White House expects to pressure China through Trump's Twitter feed

After Donald Trump embarrassed himself repeatedly with China, the American president became the subject of mockery in China's state-run media. One headline in April read, "Trump slaps self in face, again."

The U.S. leader nevertheless continues to struggle to settle on a posture, going back and forth between praising Beijing and expressing his "disappointment" with the country over its inability to deal with North Korea in a way the White House likes.

This week, in an unsigned editorial in the English-language newspaper China Daily, the government sounded an exasperated note. "Trump is wrong in his assumption that Beijing can single-handedly handle the matter," it read. "As Beijing has said, repeatedly, it does not have the kind of 'control' over Pyongyang that the U.S. president believes it does."

So, what's the White House's next move? Apparently, as TPM noted, Team Trump has some possible tweets in mind.

White House adviser Sebastian Gorka said Thursday that President Donald Trump's Twitter feed could apply sufficient pressure on the Chinese government to force them to intervene in North Korea's nuclear ambitions.

"What card left do you have to get China to act?" Fox News' Bill Hemmer asked Gorka, after referencing an op-ed in a state-owned Chinese newspaper that downplayed the influence China has over North Korea. [...]

"We have the President's Twitter feed," Gorka responded.

When the Fox host suggested that Chinese officials may not be swayed by presidential tweets, Gorka responded, "If you can win a U.S. election with it, I think it's pretty powerful."

I don't think he was kidding.

And that's a shame because the argument is plainly bonkers. China is a major global power, which in recent months has come to see Donald Trump, in a rather literal sense, as a joke. The American president has struggled to maintain a coherent line on all kinds of issues related to China -- currency manipulation, North Korean diplomacy, the fate of the "One-China" policy, etc. -- and by all appearances, the foreign-policy dynamic is getting worse, not better.
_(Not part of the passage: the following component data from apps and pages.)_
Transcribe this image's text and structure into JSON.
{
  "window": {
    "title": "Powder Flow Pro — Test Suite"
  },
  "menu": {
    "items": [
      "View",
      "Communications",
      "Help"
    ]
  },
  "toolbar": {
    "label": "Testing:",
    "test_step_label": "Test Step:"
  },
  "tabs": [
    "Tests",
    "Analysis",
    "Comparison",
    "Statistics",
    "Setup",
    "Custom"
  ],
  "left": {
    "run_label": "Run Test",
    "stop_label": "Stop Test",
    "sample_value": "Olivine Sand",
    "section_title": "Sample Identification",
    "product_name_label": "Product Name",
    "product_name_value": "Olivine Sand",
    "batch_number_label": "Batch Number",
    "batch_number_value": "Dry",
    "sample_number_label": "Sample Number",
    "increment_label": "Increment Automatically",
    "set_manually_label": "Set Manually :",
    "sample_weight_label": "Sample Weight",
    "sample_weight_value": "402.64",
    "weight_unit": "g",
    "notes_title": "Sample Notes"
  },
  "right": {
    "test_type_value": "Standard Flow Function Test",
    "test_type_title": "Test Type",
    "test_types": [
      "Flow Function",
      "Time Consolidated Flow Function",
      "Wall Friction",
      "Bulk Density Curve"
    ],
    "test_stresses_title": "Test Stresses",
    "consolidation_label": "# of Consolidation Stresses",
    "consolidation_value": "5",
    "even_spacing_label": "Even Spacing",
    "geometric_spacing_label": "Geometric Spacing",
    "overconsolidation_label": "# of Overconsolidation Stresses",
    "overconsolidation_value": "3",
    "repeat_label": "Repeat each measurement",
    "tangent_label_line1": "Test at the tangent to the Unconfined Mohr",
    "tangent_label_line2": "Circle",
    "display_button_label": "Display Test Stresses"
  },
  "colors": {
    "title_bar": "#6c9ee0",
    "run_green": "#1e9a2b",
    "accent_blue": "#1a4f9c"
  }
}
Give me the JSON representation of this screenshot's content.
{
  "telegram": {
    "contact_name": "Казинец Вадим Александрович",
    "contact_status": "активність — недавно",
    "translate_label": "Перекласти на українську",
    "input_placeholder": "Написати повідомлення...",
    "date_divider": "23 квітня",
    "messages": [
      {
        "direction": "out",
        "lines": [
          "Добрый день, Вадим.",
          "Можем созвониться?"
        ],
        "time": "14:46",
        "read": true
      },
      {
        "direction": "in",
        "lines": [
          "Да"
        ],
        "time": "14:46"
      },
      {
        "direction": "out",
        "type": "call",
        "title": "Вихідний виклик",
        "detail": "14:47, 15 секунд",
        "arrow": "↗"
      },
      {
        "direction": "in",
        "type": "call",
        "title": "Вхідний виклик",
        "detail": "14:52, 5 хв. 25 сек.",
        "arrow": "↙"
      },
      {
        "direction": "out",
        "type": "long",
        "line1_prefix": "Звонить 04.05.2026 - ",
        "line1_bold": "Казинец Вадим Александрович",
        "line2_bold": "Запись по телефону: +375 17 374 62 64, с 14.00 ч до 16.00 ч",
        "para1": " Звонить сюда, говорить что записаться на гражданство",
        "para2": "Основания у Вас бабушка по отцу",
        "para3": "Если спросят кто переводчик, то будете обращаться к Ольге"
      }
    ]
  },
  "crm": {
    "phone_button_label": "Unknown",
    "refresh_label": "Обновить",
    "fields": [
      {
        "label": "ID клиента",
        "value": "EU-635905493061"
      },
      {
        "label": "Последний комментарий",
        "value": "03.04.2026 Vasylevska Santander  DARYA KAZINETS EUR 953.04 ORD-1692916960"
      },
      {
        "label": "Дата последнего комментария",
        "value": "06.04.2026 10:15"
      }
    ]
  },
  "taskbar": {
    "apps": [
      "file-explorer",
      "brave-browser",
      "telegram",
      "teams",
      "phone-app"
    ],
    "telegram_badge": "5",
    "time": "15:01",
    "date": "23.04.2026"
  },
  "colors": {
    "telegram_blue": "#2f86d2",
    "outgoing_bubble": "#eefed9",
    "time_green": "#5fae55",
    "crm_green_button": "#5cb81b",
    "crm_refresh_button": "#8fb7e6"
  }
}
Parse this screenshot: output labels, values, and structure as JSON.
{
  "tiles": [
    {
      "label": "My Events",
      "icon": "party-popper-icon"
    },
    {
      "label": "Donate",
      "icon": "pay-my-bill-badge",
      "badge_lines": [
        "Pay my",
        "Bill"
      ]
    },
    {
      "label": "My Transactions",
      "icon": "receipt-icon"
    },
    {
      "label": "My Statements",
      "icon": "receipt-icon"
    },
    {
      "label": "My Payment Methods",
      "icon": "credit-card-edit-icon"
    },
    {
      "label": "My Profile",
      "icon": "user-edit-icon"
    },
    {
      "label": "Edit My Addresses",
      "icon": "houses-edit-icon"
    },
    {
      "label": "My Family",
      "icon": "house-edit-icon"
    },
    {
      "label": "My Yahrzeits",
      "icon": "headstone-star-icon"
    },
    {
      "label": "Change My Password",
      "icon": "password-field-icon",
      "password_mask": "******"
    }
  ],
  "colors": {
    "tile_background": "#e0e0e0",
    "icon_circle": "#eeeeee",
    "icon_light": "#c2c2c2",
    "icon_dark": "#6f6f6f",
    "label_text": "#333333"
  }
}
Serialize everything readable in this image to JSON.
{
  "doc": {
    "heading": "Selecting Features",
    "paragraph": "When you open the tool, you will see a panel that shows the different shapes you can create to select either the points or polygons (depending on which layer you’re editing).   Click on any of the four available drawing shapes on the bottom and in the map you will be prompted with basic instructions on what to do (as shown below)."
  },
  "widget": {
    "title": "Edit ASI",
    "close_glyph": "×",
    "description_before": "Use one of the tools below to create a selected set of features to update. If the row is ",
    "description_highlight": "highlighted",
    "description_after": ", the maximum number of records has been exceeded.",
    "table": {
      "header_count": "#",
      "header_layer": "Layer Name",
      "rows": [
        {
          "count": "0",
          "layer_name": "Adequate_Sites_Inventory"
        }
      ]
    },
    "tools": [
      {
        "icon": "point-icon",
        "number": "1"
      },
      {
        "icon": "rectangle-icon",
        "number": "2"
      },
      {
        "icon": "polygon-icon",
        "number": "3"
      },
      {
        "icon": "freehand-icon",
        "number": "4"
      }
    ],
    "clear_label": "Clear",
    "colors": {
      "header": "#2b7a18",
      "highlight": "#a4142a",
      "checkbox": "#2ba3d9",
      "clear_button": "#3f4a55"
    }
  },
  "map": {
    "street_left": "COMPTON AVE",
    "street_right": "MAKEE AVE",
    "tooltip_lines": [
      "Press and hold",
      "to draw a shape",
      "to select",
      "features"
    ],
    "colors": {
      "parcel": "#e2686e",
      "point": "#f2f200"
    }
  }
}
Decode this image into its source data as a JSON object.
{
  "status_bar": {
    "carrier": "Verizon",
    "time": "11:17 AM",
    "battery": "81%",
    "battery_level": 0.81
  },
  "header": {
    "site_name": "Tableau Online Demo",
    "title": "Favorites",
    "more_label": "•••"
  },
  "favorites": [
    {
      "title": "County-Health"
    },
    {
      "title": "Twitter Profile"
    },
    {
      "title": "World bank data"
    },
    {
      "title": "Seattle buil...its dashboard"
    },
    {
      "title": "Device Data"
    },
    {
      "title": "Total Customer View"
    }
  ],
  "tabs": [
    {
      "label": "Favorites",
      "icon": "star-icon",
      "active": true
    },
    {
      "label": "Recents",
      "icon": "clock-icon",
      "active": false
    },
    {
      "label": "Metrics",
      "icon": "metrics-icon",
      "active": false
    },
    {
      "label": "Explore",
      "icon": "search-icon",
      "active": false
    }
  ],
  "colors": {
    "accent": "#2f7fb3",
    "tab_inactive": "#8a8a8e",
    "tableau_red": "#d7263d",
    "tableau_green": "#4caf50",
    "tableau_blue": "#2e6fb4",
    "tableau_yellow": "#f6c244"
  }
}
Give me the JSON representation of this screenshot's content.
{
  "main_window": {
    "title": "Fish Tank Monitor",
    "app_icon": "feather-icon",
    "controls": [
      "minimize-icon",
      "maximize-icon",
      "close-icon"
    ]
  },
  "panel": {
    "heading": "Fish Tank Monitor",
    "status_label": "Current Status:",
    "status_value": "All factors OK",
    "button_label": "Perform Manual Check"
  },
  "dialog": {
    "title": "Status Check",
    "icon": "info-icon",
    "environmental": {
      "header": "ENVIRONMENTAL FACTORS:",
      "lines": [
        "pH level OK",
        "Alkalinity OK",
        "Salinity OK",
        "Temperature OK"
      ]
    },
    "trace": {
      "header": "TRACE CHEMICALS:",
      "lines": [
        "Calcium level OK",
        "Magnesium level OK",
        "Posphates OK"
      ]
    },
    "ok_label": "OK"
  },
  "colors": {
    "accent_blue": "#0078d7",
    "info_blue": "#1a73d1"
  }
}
For a prominent White House official to believe Trump will somehow persuade China to come around to his way of thinking through poorly written online missives -- complete with random use of capitalized letters and an over-emphasis on exclamation points -- suggests Trump World, after just six months in office, really is out of ideas.